In the United Kingdom, the House of Commons approved accession to the European Economic Community (EEC) on 28 October 1971 in a vote described as historic. Despite divisions within the political parties, the ‘yes’ vote carried the day.
British public opinion was, however, seriously divided on the merits of accession to the EEC. This uncertainty was evident in the conduct of Members of Parliament at the time of the vote. The political make-up of the group of MPs who approved the Treaty was just as mixed as that of the group which opposed it. In addition to the majority of the Conservative Party, 69 Labour MPs were among the 356 supporters of British involvement in European integration. Among the 244 opponents of British membership of the EEC were most Labour MPs, together with 39 Conservatives. The number of supporters of British participation declined further when national legislation was adapted to bring it in line with Community legislation.
On 22 January 1972, in Brussels, the United Kingdom signed the Accession Treaty. On 13 July 1972, the House of Commons once again declared itself in favour of accession. On 20 September 1972, the House of Lords followed suit.
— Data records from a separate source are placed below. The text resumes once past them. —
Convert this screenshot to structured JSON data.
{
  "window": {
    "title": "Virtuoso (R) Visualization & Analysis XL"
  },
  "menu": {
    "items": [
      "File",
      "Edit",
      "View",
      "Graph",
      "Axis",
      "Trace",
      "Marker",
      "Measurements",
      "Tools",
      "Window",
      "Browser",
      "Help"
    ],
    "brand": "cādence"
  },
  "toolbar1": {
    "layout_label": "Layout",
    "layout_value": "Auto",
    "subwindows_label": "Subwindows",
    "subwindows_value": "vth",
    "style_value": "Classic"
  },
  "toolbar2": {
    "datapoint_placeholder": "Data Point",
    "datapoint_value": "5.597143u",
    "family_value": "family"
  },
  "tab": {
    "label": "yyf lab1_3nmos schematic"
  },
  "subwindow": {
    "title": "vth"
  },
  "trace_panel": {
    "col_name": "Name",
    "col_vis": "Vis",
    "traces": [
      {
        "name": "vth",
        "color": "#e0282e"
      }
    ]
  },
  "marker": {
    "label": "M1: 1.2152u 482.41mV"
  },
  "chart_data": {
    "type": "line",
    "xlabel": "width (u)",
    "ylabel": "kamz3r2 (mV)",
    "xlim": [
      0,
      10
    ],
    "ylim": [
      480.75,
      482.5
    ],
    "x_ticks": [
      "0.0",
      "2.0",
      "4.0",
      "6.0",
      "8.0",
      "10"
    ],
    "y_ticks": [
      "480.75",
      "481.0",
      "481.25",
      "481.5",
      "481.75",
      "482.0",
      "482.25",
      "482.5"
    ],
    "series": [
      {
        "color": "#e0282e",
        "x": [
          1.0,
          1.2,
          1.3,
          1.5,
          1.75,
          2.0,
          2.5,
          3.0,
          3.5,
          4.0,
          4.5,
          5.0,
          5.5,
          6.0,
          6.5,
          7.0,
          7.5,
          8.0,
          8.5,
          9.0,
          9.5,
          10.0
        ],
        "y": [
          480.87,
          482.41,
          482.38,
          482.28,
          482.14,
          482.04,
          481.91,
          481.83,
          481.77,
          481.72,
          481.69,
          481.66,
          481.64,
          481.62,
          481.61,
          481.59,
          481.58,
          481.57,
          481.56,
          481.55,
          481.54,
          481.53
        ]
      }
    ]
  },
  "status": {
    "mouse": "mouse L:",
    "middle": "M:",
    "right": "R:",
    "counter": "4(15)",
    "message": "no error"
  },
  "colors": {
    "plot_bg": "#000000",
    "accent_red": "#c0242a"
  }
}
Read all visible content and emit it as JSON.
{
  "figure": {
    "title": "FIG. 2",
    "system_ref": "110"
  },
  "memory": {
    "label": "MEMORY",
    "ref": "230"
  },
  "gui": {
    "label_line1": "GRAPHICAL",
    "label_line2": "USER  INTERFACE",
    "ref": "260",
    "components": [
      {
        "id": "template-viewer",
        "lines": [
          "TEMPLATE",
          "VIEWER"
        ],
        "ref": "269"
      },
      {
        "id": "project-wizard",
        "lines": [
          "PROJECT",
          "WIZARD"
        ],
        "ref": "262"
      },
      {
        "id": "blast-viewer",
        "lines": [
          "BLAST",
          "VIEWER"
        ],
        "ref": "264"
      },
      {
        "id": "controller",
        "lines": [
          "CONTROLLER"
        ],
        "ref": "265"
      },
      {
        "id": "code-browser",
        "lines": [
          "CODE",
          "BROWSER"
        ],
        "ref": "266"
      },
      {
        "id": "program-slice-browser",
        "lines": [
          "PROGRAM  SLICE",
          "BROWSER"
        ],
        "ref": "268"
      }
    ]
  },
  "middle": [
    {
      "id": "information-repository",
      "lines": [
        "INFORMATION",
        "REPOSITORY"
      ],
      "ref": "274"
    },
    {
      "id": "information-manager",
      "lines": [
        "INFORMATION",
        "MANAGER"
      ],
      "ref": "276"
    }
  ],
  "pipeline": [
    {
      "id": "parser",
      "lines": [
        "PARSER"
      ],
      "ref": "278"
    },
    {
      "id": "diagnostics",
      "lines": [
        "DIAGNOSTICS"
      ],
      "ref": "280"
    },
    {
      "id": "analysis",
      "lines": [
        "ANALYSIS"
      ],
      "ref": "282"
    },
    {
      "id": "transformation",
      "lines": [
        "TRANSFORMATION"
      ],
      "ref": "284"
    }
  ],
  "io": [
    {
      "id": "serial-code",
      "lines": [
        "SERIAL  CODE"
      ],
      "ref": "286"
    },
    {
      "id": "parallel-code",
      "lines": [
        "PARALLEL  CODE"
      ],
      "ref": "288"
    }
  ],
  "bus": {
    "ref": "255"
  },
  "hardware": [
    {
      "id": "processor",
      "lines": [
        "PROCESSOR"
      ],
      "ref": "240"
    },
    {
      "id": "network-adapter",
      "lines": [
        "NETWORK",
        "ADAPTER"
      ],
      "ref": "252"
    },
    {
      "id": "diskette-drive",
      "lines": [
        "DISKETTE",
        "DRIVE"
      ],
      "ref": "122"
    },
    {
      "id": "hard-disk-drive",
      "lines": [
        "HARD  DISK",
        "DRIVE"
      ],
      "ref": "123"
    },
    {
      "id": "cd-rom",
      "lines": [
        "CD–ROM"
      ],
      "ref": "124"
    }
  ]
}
On 6 October, the Queen gave the Royal Assent to the accession of the United Kingdom to the European Community, which came into effect on 1 January 1973.